**TASK STATEMENT:** Pull every line containing "Microsoft" from the listing.

**DATA SUPPLIED:**
----------------

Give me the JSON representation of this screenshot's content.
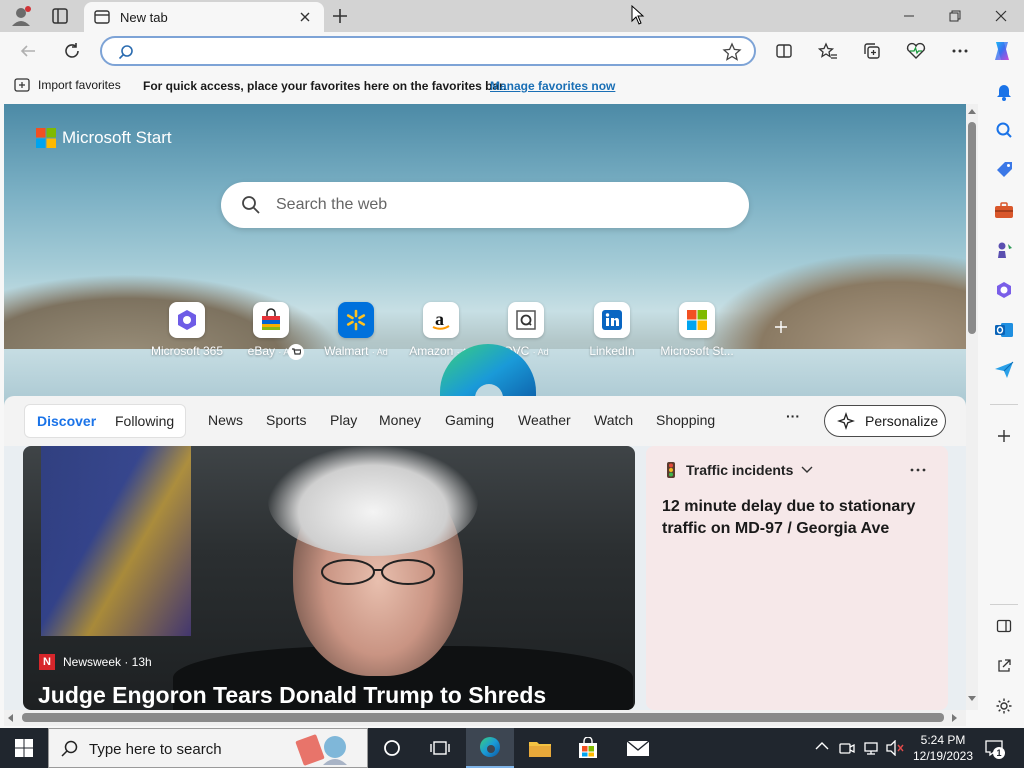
{
  "browser": {
    "tab_title": "New tab",
    "address_value": "",
    "favorites_bar": {
      "import_label": "Import favorites",
      "message": "For quick access, place your favorites here on the favorites bar.",
      "link": "Manage favorites now"
    }
  },
  "newtab": {
    "brand": "Microsoft Start",
    "search_placeholder": "Search the web",
    "sites": [
      {
        "label": "Microsoft 365",
        "ad": ""
      },
      {
        "label": "eBay",
        "ad": "· Ad"
      },
      {
        "label": "Walmart",
        "ad": "· Ad"
      },
      {
        "label": "Amazon",
        "ad": "· Ad"
      },
      {
        "label": "QVC",
        "ad": "· Ad"
      },
      {
        "label": "LinkedIn",
        "ad": ""
      },
      {
        "label": "Microsoft St...",
        "ad": ""
      }
    ],
    "feed_tabs": [
      "Discover",
      "Following",
      "News",
      "Sports",
      "Play",
      "Money",
      "Gaming",
      "Weather",
      "Watch",
      "Shopping"
    ],
    "more_label": "···",
    "personalize_label": "Personalize",
    "card": {
      "source": "Newsweek · 13h",
      "source_logo": "N",
      "headline": "Judge Engoron Tears Donald Trump to Shreds"
    },
    "traffic": {
      "title": "Traffic incidents",
      "body": "12 minute delay due to stationary traffic on MD-97 / Georgia Ave"
    }
  },
  "taskbar": {
    "search_placeholder": "Type here to search",
    "time": "5:24 PM",
    "date": "12/19/2023",
    "notification_count": "1"
  }
}
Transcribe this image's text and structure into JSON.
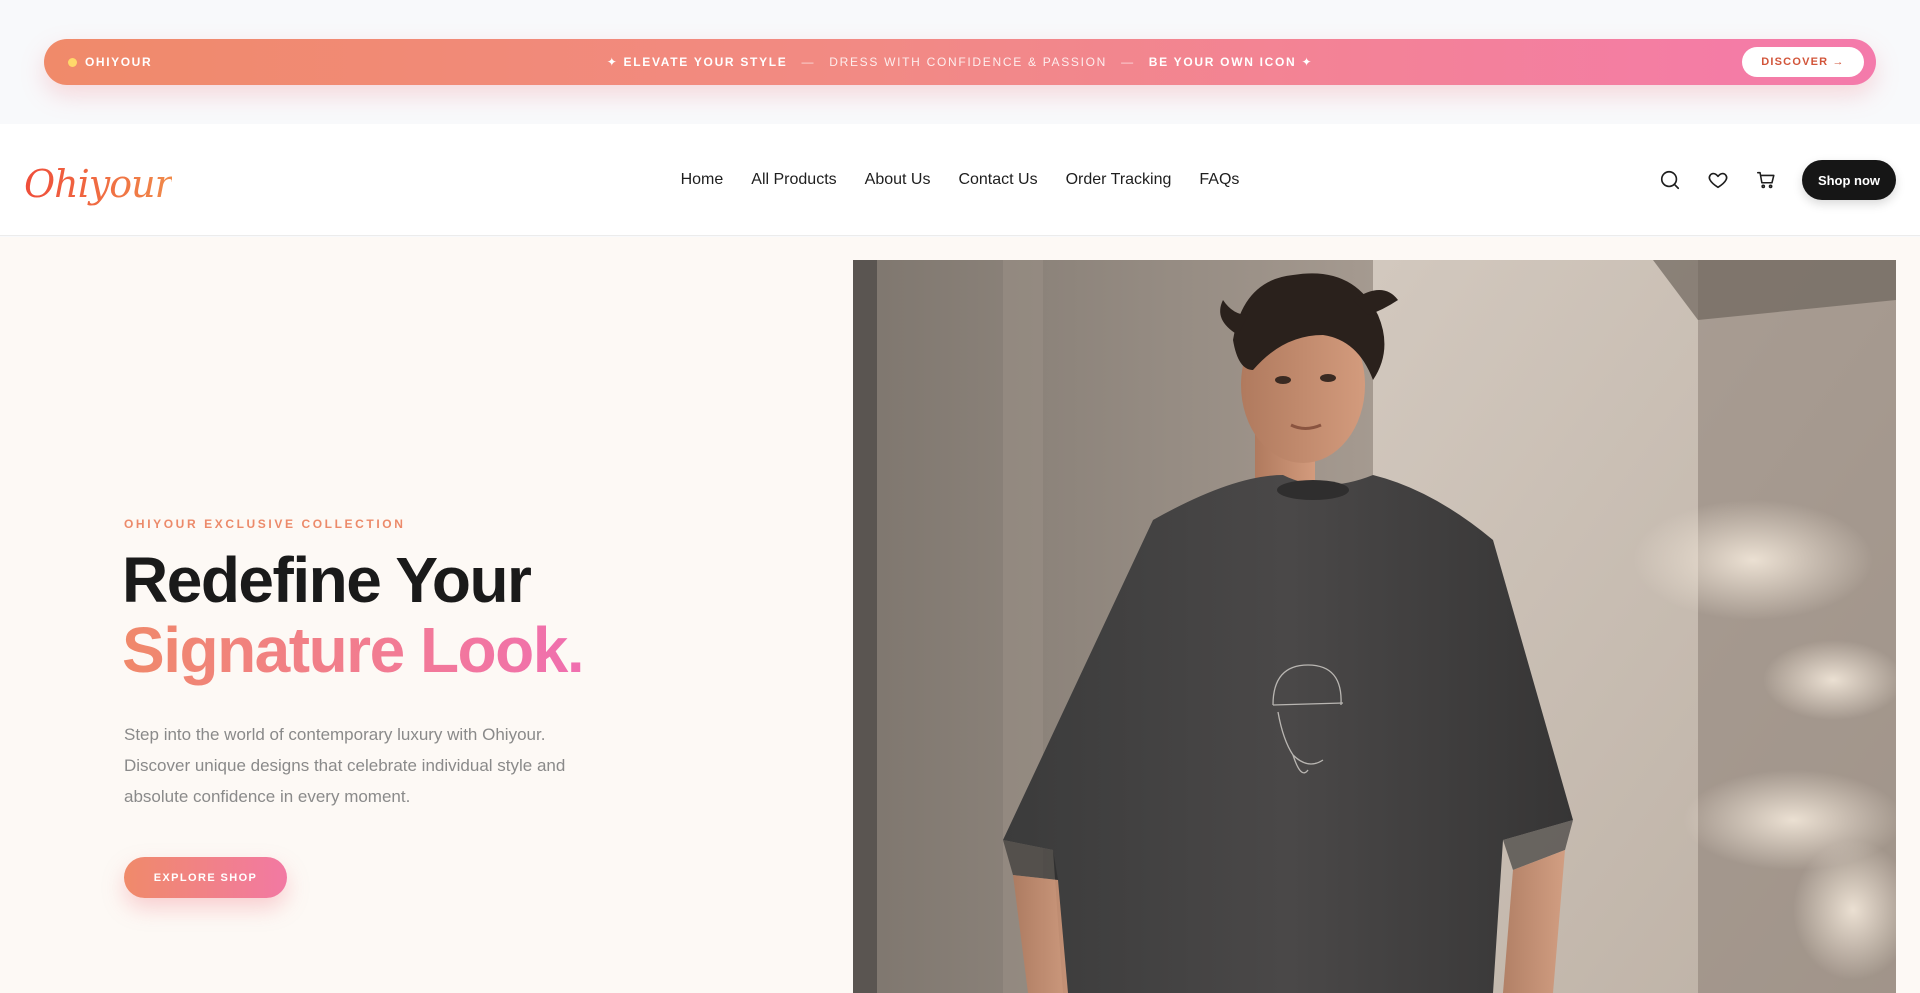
{
  "promo": {
    "brand": "OHIYOUR",
    "msg1": "✦ ELEVATE YOUR STYLE",
    "sep1": "—",
    "msg2": "DRESS WITH CONFIDENCE & PASSION",
    "sep2": "—",
    "msg3": "BE YOUR OWN ICON ✦",
    "discover_label": "DISCOVER →"
  },
  "header": {
    "logo": "Ohiyour",
    "nav": [
      "Home",
      "All Products",
      "About Us",
      "Contact Us",
      "Order Tracking",
      "FAQs"
    ],
    "icons": [
      "search-icon",
      "heart-icon",
      "cart-icon"
    ],
    "shop_now_label": "Shop now"
  },
  "hero": {
    "eyebrow": "OHIYOUR EXCLUSIVE COLLECTION",
    "headline_line1": "Redefine Your",
    "headline_line2": "Signature Look.",
    "description": "Step into the world of contemporary luxury with Ohiyour. Discover unique designs that celebrate individual style and absolute confidence in every moment.",
    "cta_label": "EXPLORE SHOP"
  },
  "colors": {
    "accent_start": "#f08a6a",
    "accent_end": "#f47aab",
    "logo": "#ea5a3a",
    "dark": "#161616",
    "hero_bg": "#fdf9f5"
  }
}
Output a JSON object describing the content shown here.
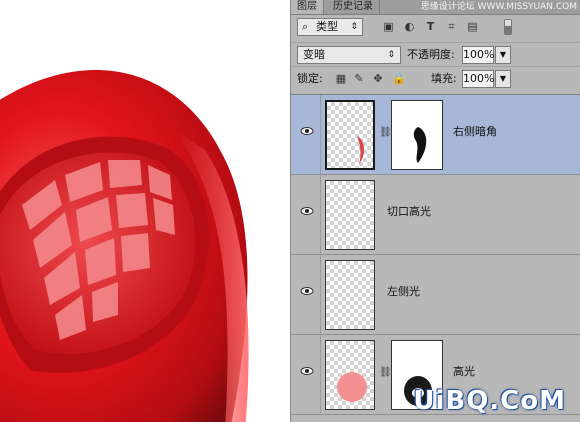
{
  "tabs": [
    {
      "label": "图层"
    },
    {
      "label": "历史记录"
    }
  ],
  "watermark_top": "思缘设计论坛 WWW.MISSYUAN.COM",
  "filter": {
    "kind_label": "类型",
    "icons": [
      "image-filter-icon",
      "adjustment-filter-icon",
      "type-filter-icon",
      "shape-filter-icon",
      "smart-object-filter-icon"
    ]
  },
  "blend": {
    "mode": "变暗",
    "opacity_label": "不透明度:",
    "opacity_value": "100%"
  },
  "lock": {
    "label": "锁定:",
    "fill_label": "填充:",
    "fill_value": "100%"
  },
  "layers": [
    {
      "name": "右侧暗角",
      "selected": true,
      "has_mask": true
    },
    {
      "name": "切口高光",
      "selected": false,
      "has_mask": false
    },
    {
      "name": "左侧光",
      "selected": false,
      "has_mask": false
    },
    {
      "name": "高光",
      "selected": false,
      "has_mask": true
    }
  ],
  "brand": "UiBQ.CoM",
  "colors": {
    "selected_layer": "#a6b7d8",
    "panel_bg": "#b8b8b8",
    "ball_red": "#e3141a"
  }
}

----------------

**RESPONSE:**
    "brand": "Microsoft Start",
        "label": "Microsoft 365",
        "label": "Microsoft St...",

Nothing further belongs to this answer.